::: Listed records

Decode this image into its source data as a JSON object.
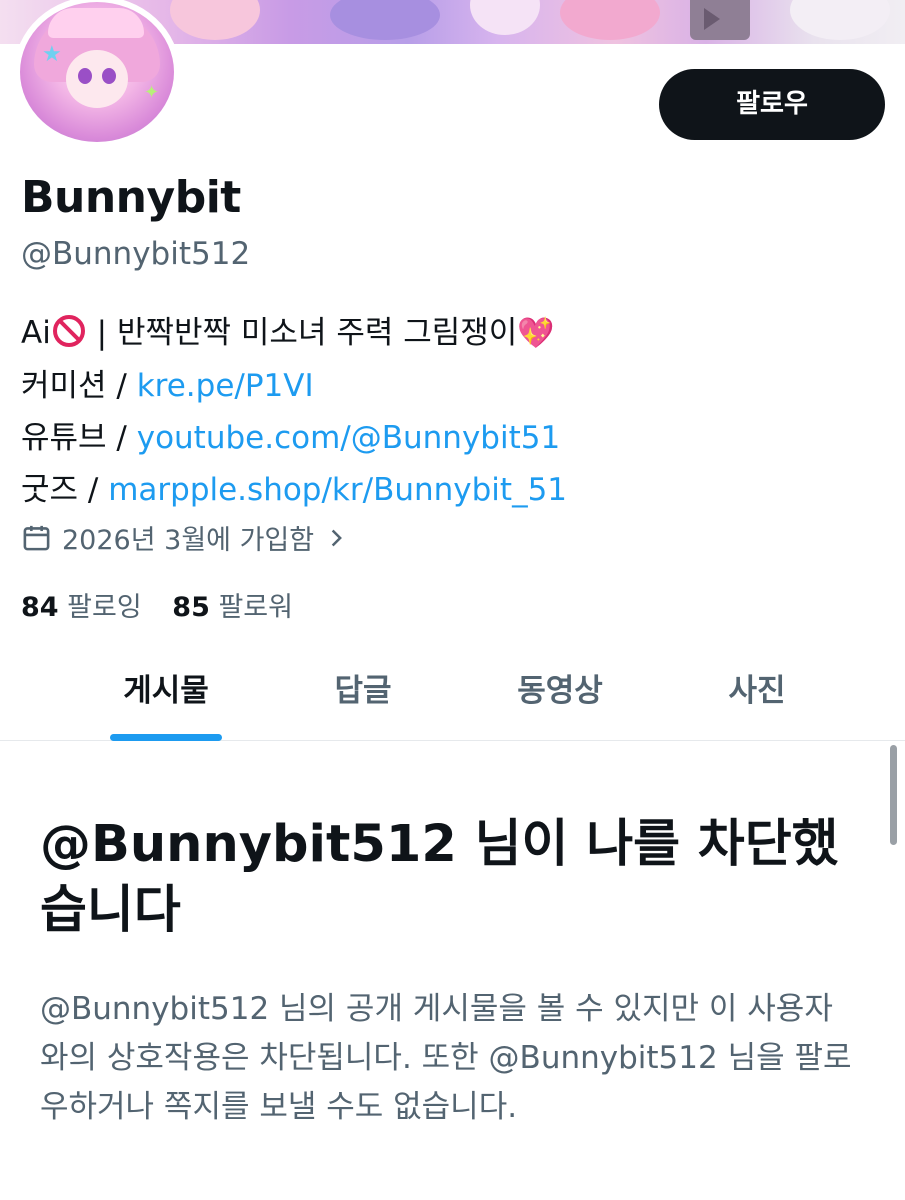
{
  "profile": {
    "follow_button": "팔로우",
    "display_name": "Bunnybit",
    "handle": "@Bunnybit512",
    "bio": {
      "line1_prefix": "Ai",
      "line1_text": " | 반짝반짝 미소녀 주력 그림쟁이",
      "line1_emoji_icon": "no-entry-icon",
      "line1_heart_icon": "sparkling-heart-icon",
      "commission_label": "커미션 / ",
      "commission_link": "kre.pe/P1VI",
      "youtube_label": "유튜브 / ",
      "youtube_link": "youtube.com/@Bunnybit51",
      "goods_label": "굿즈 / ",
      "goods_link": "marpple.shop/kr/Bunnybit_51"
    },
    "joined": "2026년 3월에 가입함",
    "following_count": "84",
    "following_label": " 팔로잉",
    "followers_count": "85",
    "followers_label": " 팔로워"
  },
  "tabs": [
    {
      "label": "게시물",
      "active": true
    },
    {
      "label": "답글",
      "active": false
    },
    {
      "label": "동영상",
      "active": false
    },
    {
      "label": "사진",
      "active": false
    }
  ],
  "blocked": {
    "title": "@Bunnybit512 님이 나를 차단했습니다",
    "description": "@Bunnybit512 님의 공개 게시물을 볼 수 있지만 이 사용자와의 상호작용은 차단됩니다. 또한 @Bunnybit512 님을 팔로우하거나 쪽지를 보낼 수도 없습니다."
  },
  "colors": {
    "link": "#1d9bf0",
    "text_primary": "#0f1419",
    "text_secondary": "#536471",
    "button_bg": "#0f1419",
    "tab_indicator": "#1d9bf0"
  }
}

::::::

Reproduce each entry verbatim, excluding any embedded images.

Decode this image into its source data as a JSON object.
{
  "profile": {
    "follow_button": "팔로우",
    "display_name": "Bunnybit",
    "handle": "@Bunnybit512",
    "bio": {
      "line1_prefix": "Ai",
      "line1_text": " | 반짝반짝 미소녀 주력 그림쟁이",
      "line1_emoji_icon": "no-entry-icon",
      "line1_heart_icon": "sparkling-heart-icon",
      "commission_label": "커미션 / ",
      "commission_link": "kre.pe/P1VI",
      "youtube_label": "유튜브 / ",
      "youtube_link": "youtube.com/@Bunnybit51",
      "goods_label": "굿즈 / ",
      "goods_link": "marpple.shop/kr/Bunnybit_51"
    },
    "joined": "2026년 3월에 가입함",
    "following_count": "84",
    "following_label": " 팔로잉",
    "followers_count": "85",
    "followers_label": " 팔로워"
  },
  "tabs": [
    {
      "label": "게시물",
      "active": true
    },
    {
      "label": "답글",
      "active": false
    },
    {
      "label": "동영상",
      "active": false
    },
    {
      "label": "사진",
      "active": false
    }
  ],
  "blocked": {
    "title": "@Bunnybit512 님이 나를 차단했습니다",
    "description": "@Bunnybit512 님의 공개 게시물을 볼 수 있지만 이 사용자와의 상호작용은 차단됩니다. 또한 @Bunnybit512 님을 팔로우하거나 쪽지를 보낼 수도 없습니다."
  },
  "colors": {
    "link": "#1d9bf0",
    "text_primary": "#0f1419",
    "text_secondary": "#536471",
    "button_bg": "#0f1419",
    "tab_indicator": "#1d9bf0"
  }
}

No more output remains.